10. All of the above "rules" are made to be broken: That is the beauty (or horror) of writing and editing. There are no hard and fast rules, no one way that's "right". But they can be helpful, especially for writing newbies. Rules can guide you and give you focus. They can make the daunting task of editing and revising a little less overwhelming. Then as you become more proficient (and you will), you can bend and break the rules...

Try not to bite off more than you can chew. Editing is a slow process. If you start getting tired, your mind will wander and you will miss problems. Make a page goal or take it one chapter at a time! I try to edit 10 to 15 pages a day.

Good luck and keep writing! Have questions? Put them in the comments and I will do my best to address them!

W & W Answer: "Spruced up"...the Prussians were thought to be fashionably attired. For more fun check out Orijinz.

Friday, June 20, 2008

Rest and the Writer...

Wordplay and Witticisms: "Never be afraid to sit awhile and think."
~ Lorraine Hansberry
American Playwright, A Raisin in the Sun

My current writing soundtrack: Silence is golden...at least right now!

TGIF...and that means it is time for a "Fall Back Fridays" post.

Although this blog is called "No Rest for the Querying", today we are going to flout it and talk about the importance of taking it easy!

How many of us burn the candle at both ends? Yeah, that's what I figured!

In my experience, there are very few writers who just write. Many of us are the primary caregivers for our families or have jobs outside the home. So we sneak our writing in whenever we can grab a spare moment. And for many of us that comes in the early morning or late evening. Translation: we writers are seriously sleep-deprived!

So, today take twenty minutes and rest...

In his book Healthy Aging, Andrew Weil says:

"Napping is just one way of taking care of the body's need for rest.
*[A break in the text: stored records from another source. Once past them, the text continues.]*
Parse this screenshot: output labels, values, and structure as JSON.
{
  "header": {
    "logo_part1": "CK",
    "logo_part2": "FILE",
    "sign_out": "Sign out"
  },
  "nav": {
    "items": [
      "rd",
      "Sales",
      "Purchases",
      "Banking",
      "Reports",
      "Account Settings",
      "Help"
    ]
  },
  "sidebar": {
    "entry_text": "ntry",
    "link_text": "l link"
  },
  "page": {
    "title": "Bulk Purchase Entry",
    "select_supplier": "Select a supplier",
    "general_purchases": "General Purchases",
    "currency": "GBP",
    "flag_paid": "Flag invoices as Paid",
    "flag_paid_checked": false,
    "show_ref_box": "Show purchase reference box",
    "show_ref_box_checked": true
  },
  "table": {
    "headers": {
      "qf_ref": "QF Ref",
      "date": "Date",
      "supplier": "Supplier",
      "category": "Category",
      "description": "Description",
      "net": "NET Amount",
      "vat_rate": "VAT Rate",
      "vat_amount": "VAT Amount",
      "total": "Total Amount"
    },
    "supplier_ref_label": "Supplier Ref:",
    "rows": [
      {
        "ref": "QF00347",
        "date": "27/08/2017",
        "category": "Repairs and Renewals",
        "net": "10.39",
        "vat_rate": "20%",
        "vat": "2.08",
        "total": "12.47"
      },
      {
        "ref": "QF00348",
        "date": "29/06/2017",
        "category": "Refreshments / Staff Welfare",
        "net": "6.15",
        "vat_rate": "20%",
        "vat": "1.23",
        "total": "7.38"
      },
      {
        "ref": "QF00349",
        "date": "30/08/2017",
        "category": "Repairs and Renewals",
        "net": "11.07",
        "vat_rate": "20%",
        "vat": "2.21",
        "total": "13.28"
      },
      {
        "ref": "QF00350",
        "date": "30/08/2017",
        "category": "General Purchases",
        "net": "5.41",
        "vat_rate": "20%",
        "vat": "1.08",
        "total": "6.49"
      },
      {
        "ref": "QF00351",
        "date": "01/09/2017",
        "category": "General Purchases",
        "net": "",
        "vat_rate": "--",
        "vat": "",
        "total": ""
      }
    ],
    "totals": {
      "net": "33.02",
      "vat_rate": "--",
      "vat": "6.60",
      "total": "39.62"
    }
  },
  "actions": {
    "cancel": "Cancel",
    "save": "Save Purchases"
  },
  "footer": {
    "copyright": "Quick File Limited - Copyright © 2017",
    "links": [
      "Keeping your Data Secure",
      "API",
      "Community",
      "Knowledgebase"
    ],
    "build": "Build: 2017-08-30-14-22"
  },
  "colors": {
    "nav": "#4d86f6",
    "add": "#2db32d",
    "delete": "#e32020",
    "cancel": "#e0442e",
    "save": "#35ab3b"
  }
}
You can also lie in a hammock or just stare into space. The essence of rest is not doing - that is, being passive on both the physical and mental levels."

He goes on to say:

"The body needs rest, both to balance physical activity and to recharge the mind."

I take that to mean that resting, even a quick cat nap is good for my writing!

It's not necessarily easy to turn off our minds, and we'll address that in another post, but for today just find a place to plant yourself and "not do".

See ya' - I'm off to find a hammock!